Psalm 104:24-35
Chapters 1-2 of the Book of Jonah

Listening to the story being read, one of the things that struck me was that Jonah went downstairs in boat and fell asleep -- because recently in SCBC we had a session on Jesus calming the storm. I was also struck by the fact that Jonah asks them to throw him overboard -- which is this big deal (they pray to Jonah's God to forgive them for shedding innocent blood) and I wonder why he didn't just jump overboard himself (possibly it's metaphorical about how we can know what the right thing to do is but can't bring ourselves to actually do it).

In her Reflection, Laura Ruth mentioned Baghdad when talking about Nineveh, which wiki suggests is not exactly true, but it just something she mentioned in passing and it is true that it's in modern-day Iraq.
She said that midrash says that the people in the boat dipped Jonah in to the water slowly and as they did the storm got progressively calmer so they knew they were doing the right thing. Midrash is awesome :)
She commented that Jonah is from same place as Jesus (Gath-hepher is near Nazareth) and both spent 3 days in an enclosed space... I rolled my eyes.
She commented that this is the story that's read on Yom Kippur -- which I had either not realized or had forgotten.
She invited us to reflect on times when we run away from where God is calling us to go. I appreciated her map, where she's like, "Here's Jonah, here's Nineveh [a couple inches northeast], here's Tarshish [a couple inches west]."

I was struck by Jenny's prayers during Prayers of the People:
"All those affected by the new flu virus and those who live in fear because of it."
"All the people I've seen on the streets recently asking for money who aren't the regulars -- and for the regulars, too."


Earlier that day, musesfool had posted:
Things to Do in the Belly of the Whale
-Dan Albergotti

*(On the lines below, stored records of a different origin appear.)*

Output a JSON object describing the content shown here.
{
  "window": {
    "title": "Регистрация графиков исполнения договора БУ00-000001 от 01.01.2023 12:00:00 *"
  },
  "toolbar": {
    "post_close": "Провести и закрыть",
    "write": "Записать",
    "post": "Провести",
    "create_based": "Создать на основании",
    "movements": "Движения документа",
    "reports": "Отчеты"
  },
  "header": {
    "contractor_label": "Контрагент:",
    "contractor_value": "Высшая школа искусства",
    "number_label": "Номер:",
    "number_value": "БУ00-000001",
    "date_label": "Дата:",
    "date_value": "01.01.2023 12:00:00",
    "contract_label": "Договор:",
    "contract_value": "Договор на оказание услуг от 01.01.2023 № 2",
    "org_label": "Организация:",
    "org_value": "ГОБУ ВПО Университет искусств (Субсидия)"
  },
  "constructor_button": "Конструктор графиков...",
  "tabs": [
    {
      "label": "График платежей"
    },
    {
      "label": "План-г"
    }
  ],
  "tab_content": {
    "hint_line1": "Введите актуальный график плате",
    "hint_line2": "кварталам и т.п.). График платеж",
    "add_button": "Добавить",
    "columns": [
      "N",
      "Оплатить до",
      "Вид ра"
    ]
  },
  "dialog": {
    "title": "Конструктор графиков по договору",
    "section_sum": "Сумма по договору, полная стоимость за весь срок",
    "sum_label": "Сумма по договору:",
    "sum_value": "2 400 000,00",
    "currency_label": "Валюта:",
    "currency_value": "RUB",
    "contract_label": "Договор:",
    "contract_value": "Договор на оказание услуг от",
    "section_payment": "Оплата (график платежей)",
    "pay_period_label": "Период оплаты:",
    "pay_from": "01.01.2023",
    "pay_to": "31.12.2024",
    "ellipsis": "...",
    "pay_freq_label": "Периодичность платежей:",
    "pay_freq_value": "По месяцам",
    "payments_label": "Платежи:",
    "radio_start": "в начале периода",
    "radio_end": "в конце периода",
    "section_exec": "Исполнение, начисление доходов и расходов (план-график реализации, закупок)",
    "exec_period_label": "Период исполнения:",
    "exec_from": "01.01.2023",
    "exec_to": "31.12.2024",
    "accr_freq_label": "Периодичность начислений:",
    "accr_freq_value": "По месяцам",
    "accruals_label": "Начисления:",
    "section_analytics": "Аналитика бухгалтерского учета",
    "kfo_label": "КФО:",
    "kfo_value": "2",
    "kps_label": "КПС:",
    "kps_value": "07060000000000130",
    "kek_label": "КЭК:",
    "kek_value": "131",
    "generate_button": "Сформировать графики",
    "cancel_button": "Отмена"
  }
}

Measure the walls. Count the ribs. Notch the long days.
Look up for blue sky through the spout. Make small fires
with the broken hulls of fishing boats. Practice smoke signals.
Call old friends, and listen for echoes of distant voices.
Organize your calendar. Dream of the beach. Look each way
for the dim glow of light. Work on your reports. Review
each of your life's ten million choices. Endure moments
of self-loathing. Find the evidence of those before you.
Destroy it. Try to be very quiet, and listen for the sound
of gears and moving water. Listen for the sound of your heart.
Be thankful that you are here, swallowed with all hope,
where you can rest and wait. Be nostalgic. Think of all
the things you did and could have done. Remember
treading water in the center of the still night sea, your toes
pointing again and again down, down into the black depths.

Jason and I went to Highland Kitchen [yelp] for dinner.

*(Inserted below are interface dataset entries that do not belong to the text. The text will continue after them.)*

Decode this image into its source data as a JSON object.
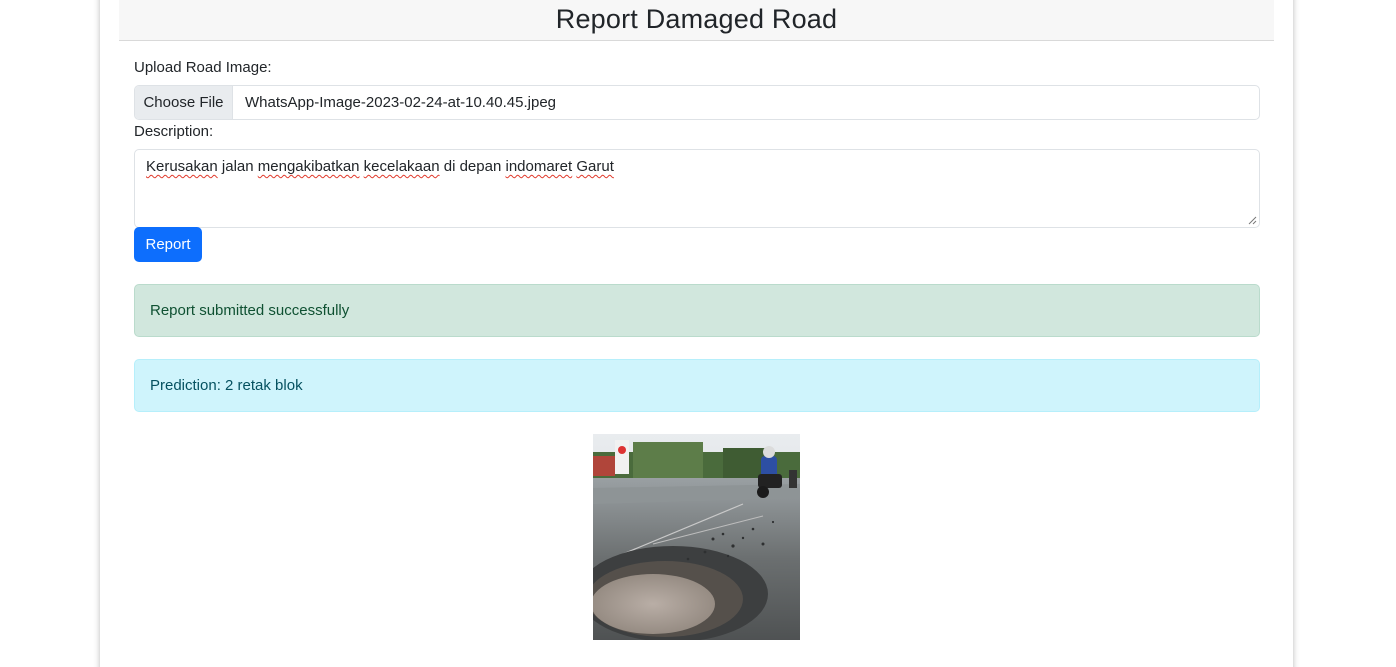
{
  "page": {
    "title": "Report Damaged Road"
  },
  "form": {
    "image_label": "Upload Road Image:",
    "choose_file_label": "Choose File",
    "file_name": "WhatsApp-Image-2023-02-24-at-10.40.45.jpeg",
    "description_label": "Description:",
    "description_words": [
      "Kerusakan",
      "jalan",
      "mengakibatkan",
      "kecelakaan",
      "di",
      "depan",
      "indomaret",
      "Garut"
    ],
    "report_label": "Report"
  },
  "alerts": {
    "success": "Report submitted successfully",
    "prediction": "Prediction: 2 retak blok"
  },
  "colors": {
    "primary": "#0d6efd",
    "success_bg": "#d1e7dd",
    "success_text": "#0f5132",
    "info_bg": "#cff4fc",
    "info_text": "#055160",
    "spellcheck": "#e0392b"
  },
  "icons": {
    "resize": "resize-handle-icon"
  }
}
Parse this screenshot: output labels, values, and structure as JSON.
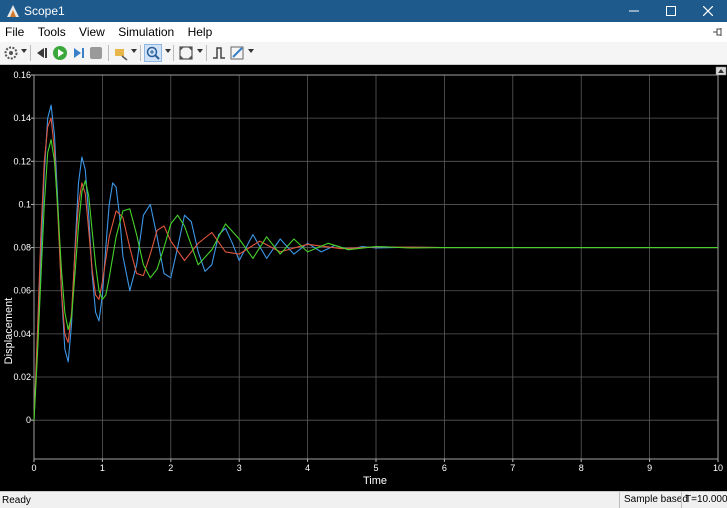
{
  "window": {
    "title": "Scope1",
    "icon": "matlab-scope-icon"
  },
  "menu": {
    "items": [
      "File",
      "Tools",
      "View",
      "Simulation",
      "Help"
    ],
    "pin_icon": "pin-icon"
  },
  "toolbar": {
    "icons": [
      "settings-icon",
      "step-back-icon",
      "run-icon",
      "step-forward-icon",
      "stop-icon",
      "highlight-icon",
      "zoom-in-icon",
      "fit-to-view-icon",
      "triggers-icon",
      "style-icon"
    ]
  },
  "status": {
    "ready": "Ready",
    "mode": "Sample based",
    "time": "T=10.000"
  },
  "colors": {
    "background": "#000000",
    "grid": "#5a5a5a",
    "series_blue": "#3c96e6",
    "series_red": "#e0553c",
    "series_green": "#46d22a"
  },
  "chart_data": {
    "type": "line",
    "xlabel": "Time",
    "ylabel": "Displacement",
    "xlim": [
      0,
      10
    ],
    "ylim": [
      -0.018,
      0.16
    ],
    "xticks": [
      "0",
      "1",
      "2",
      "3",
      "4",
      "5",
      "6",
      "7",
      "8",
      "9",
      "10"
    ],
    "yticks": [
      "0",
      "0.02",
      "0.04",
      "0.06",
      "0.08",
      "0.1",
      "0.12",
      "0.14",
      "0.16"
    ],
    "grid": true,
    "series": [
      {
        "color": "#3c96e6",
        "x": [
          0,
          0.05,
          0.1,
          0.15,
          0.2,
          0.25,
          0.3,
          0.35,
          0.4,
          0.45,
          0.5,
          0.55,
          0.6,
          0.65,
          0.7,
          0.75,
          0.8,
          0.85,
          0.9,
          0.95,
          1.0,
          1.05,
          1.1,
          1.15,
          1.2,
          1.25,
          1.3,
          1.4,
          1.5,
          1.6,
          1.7,
          1.8,
          1.9,
          2.0,
          2.1,
          2.2,
          2.3,
          2.4,
          2.5,
          2.6,
          2.7,
          2.8,
          2.9,
          3.0,
          3.2,
          3.4,
          3.6,
          3.8,
          4.0,
          4.2,
          4.4,
          4.6,
          4.8,
          5.0,
          5.5,
          6.0,
          7.0,
          8.0,
          9.0,
          10.0
        ],
        "y": [
          0,
          0.035,
          0.075,
          0.115,
          0.14,
          0.146,
          0.132,
          0.1,
          0.06,
          0.033,
          0.027,
          0.045,
          0.08,
          0.11,
          0.122,
          0.116,
          0.095,
          0.068,
          0.05,
          0.046,
          0.058,
          0.08,
          0.1,
          0.11,
          0.108,
          0.095,
          0.076,
          0.06,
          0.072,
          0.095,
          0.1,
          0.085,
          0.068,
          0.066,
          0.08,
          0.095,
          0.092,
          0.078,
          0.069,
          0.072,
          0.086,
          0.089,
          0.082,
          0.074,
          0.086,
          0.075,
          0.084,
          0.077,
          0.082,
          0.078,
          0.081,
          0.079,
          0.0805,
          0.0798,
          0.0802,
          0.08,
          0.08,
          0.08,
          0.08,
          0.08
        ]
      },
      {
        "color": "#e0553c",
        "x": [
          0,
          0.05,
          0.1,
          0.15,
          0.2,
          0.25,
          0.3,
          0.35,
          0.4,
          0.45,
          0.5,
          0.55,
          0.6,
          0.65,
          0.7,
          0.75,
          0.8,
          0.85,
          0.9,
          0.95,
          1.0,
          1.1,
          1.2,
          1.3,
          1.4,
          1.5,
          1.6,
          1.7,
          1.8,
          1.9,
          2.0,
          2.2,
          2.4,
          2.6,
          2.8,
          3.0,
          3.3,
          3.6,
          4.0,
          4.5,
          5.0,
          6.0,
          7.0,
          8.0,
          9.0,
          10.0
        ],
        "y": [
          0,
          0.04,
          0.085,
          0.12,
          0.136,
          0.14,
          0.125,
          0.095,
          0.06,
          0.04,
          0.036,
          0.05,
          0.078,
          0.1,
          0.11,
          0.105,
          0.088,
          0.07,
          0.058,
          0.056,
          0.064,
          0.085,
          0.097,
          0.094,
          0.08,
          0.068,
          0.067,
          0.077,
          0.088,
          0.09,
          0.083,
          0.074,
          0.082,
          0.087,
          0.078,
          0.077,
          0.083,
          0.078,
          0.0815,
          0.0795,
          0.0803,
          0.08,
          0.08,
          0.08,
          0.08,
          0.08
        ]
      },
      {
        "color": "#46d22a",
        "x": [
          0,
          0.05,
          0.1,
          0.15,
          0.2,
          0.25,
          0.3,
          0.35,
          0.4,
          0.45,
          0.5,
          0.55,
          0.6,
          0.65,
          0.7,
          0.75,
          0.8,
          0.85,
          0.9,
          0.95,
          1.0,
          1.05,
          1.1,
          1.2,
          1.3,
          1.4,
          1.5,
          1.6,
          1.7,
          1.8,
          1.9,
          2.0,
          2.1,
          2.2,
          2.4,
          2.6,
          2.8,
          3.0,
          3.2,
          3.4,
          3.6,
          3.8,
          4.0,
          4.3,
          4.6,
          5.0,
          5.5,
          6.0,
          7.0,
          8.0,
          9.0,
          10.0
        ],
        "y": [
          0,
          0.03,
          0.065,
          0.1,
          0.124,
          0.13,
          0.12,
          0.098,
          0.07,
          0.05,
          0.042,
          0.048,
          0.068,
          0.09,
          0.106,
          0.111,
          0.104,
          0.088,
          0.072,
          0.06,
          0.056,
          0.058,
          0.066,
          0.085,
          0.097,
          0.098,
          0.086,
          0.072,
          0.066,
          0.07,
          0.08,
          0.091,
          0.095,
          0.09,
          0.072,
          0.079,
          0.091,
          0.084,
          0.075,
          0.085,
          0.077,
          0.084,
          0.078,
          0.082,
          0.079,
          0.0805,
          0.0798,
          0.08,
          0.08,
          0.08,
          0.08,
          0.08
        ]
      }
    ]
  }
}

I considered getting a Mai Tai Dragon (Sailor Jerry Rum, orange Curaçcao, almond syrup and lime juice) but opted instead to get a Dorchester (vodka, triple sec, pink lemonade). It mostly tasted like vodka, which I suppose I should not be surprised by.

I ordered the vegetarian lasagna (which, contrary to the online menu -- which is on a myspace page, wtf? -- is not a butternut squash lasagna) which was good (though I'm not certain it was $16 good) though I would barely know because I was talking nonstop for a large portion of dinner. I am not used to the getting-to-know-you game and am bad at coming up with questions to ask people, but I enjoy talking about myself at great length :)

We got the banana bread pudding for dessert, which was also good.

I was surprised at how full the restaurant was for a Wednesday night (though at Jason's request we got a booth, which was much nicer than a two-person table would have been) and learned how much a cab is from there to my house ('cause it would have been like a 40-minute walk or 2 busses).

And I went to bed later than is optimal for me given when I get up in the morning, but I am okay with that.